From my perspective, there were a few things that stood out straight away.
- Repeat of the cantilevered benchtops that were seen 2 years ago but more natural wood tones being used
- Hidden work spaces – areas allocated for prep or work space that are designed to be hidden behind doors which open then slot back into the cabinetry to keep them out of the way (and can close to hide the mess)
- We saw lots of cupboards with stainless steel interiors, giving them an industrial appearance that was hidden behind the door. Saw this particularly behind lift-up units
- Cube systems – lots of boxes of different widths and heights used together to make a feature of a space
- More soft boundaries – using pieces to create a border between the kitchen and the adjoining room but making it a “soft” boundary ie. a more open structure to allow light and air to flow through (not a solid wall or structure)
- Plenty of custom hoods that integrate the same materials used in the kitchen such as benchtop or door finishes

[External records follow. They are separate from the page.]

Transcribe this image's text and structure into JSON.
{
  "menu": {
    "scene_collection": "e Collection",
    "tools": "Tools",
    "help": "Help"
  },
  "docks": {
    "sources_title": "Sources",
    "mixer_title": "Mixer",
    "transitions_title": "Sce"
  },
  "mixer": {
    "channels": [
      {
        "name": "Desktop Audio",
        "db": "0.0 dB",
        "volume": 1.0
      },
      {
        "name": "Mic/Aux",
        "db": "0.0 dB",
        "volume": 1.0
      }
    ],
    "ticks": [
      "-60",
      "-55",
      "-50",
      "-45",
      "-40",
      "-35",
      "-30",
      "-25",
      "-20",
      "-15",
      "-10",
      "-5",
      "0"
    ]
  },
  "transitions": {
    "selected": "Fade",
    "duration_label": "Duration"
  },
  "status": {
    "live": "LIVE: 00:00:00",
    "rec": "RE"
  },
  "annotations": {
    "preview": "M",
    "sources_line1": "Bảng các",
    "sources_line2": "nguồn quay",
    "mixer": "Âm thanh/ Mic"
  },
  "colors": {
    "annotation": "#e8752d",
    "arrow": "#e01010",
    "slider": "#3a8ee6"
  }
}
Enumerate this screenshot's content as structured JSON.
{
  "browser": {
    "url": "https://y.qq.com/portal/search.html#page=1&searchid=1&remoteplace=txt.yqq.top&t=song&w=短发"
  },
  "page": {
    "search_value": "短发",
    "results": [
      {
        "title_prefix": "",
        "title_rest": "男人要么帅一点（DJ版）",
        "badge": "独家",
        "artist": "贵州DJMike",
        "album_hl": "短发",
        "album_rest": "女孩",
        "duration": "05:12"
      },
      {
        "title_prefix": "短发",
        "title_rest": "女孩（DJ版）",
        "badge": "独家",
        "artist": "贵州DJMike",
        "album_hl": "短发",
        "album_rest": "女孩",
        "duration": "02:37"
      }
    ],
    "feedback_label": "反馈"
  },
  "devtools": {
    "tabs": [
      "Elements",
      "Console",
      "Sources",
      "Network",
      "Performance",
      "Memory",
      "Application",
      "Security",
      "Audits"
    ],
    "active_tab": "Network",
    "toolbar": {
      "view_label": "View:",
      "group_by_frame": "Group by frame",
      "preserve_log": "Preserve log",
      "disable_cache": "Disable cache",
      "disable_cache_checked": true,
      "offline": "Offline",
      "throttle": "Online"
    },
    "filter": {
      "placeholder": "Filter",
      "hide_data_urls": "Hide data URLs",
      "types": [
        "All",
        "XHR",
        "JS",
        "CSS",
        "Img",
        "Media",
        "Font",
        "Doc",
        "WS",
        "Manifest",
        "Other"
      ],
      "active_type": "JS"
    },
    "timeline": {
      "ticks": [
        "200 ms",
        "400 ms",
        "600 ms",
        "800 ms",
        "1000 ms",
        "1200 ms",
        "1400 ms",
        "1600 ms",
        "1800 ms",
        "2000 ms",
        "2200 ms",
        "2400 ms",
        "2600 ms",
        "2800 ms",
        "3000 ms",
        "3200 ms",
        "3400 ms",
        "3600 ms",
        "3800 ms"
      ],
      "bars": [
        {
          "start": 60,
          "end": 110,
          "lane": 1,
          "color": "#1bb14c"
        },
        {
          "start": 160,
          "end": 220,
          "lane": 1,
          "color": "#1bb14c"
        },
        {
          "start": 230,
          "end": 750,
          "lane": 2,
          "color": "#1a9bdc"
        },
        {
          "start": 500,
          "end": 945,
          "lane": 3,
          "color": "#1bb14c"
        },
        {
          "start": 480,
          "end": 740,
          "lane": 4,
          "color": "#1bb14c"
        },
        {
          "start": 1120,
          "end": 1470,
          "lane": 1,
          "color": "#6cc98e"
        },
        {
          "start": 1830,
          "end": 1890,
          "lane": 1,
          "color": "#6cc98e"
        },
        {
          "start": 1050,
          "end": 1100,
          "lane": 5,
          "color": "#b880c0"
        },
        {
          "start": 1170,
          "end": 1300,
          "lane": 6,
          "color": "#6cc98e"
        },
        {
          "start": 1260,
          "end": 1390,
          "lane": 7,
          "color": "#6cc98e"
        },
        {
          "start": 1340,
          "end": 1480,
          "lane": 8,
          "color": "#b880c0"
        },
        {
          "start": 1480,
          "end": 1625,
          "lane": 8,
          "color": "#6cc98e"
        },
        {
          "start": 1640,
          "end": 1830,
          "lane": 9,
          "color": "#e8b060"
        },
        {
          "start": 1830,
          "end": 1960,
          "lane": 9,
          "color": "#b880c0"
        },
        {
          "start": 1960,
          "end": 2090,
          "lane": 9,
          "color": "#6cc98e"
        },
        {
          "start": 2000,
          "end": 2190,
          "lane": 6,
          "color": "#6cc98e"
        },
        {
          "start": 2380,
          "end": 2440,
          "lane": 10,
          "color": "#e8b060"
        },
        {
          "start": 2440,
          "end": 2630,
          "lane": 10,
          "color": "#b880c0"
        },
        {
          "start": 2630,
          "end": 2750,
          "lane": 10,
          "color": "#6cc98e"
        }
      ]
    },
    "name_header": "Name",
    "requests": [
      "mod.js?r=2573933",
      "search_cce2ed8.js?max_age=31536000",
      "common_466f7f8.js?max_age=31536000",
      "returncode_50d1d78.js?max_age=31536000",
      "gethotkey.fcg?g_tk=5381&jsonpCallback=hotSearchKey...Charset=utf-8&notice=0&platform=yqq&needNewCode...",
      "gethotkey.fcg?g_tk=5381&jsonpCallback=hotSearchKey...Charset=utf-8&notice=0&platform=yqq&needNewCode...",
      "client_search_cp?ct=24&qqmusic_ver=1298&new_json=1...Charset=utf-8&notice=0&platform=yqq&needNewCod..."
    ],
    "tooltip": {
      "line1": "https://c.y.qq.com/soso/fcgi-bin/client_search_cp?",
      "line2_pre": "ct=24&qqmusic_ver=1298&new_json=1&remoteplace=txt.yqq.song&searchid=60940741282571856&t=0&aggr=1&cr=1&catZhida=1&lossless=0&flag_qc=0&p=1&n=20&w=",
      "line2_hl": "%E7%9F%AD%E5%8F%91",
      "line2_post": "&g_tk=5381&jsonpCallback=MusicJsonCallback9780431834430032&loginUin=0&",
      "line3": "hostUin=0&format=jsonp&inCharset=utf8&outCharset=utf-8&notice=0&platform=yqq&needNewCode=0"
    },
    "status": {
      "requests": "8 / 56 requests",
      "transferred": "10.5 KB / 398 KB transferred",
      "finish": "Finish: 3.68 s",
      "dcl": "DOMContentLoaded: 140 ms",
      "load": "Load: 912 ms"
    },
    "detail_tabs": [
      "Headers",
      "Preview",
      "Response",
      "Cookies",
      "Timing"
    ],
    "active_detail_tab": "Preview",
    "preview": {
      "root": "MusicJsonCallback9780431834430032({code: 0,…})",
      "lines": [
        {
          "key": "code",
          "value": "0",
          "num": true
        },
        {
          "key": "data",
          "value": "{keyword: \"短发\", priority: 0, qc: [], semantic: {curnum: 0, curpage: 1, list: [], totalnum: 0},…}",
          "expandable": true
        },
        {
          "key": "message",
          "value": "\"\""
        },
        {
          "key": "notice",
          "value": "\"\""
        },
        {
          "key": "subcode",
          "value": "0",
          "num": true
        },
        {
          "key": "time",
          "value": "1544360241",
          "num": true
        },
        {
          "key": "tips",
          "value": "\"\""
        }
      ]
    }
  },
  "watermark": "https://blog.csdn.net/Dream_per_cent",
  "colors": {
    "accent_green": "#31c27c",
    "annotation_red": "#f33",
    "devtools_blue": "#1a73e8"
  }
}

- Some lovely curves – particularly on island benches to soften what is sometimes a very bulky item
- More handles than I would have expected to see and, when used, very chunky
- Lots of lighting features, particularly within cabinets with LED lighting strips and similar
- And some lovely use of pressed stainless steel units that incorporate a sink, cooktop and drainer in one piece.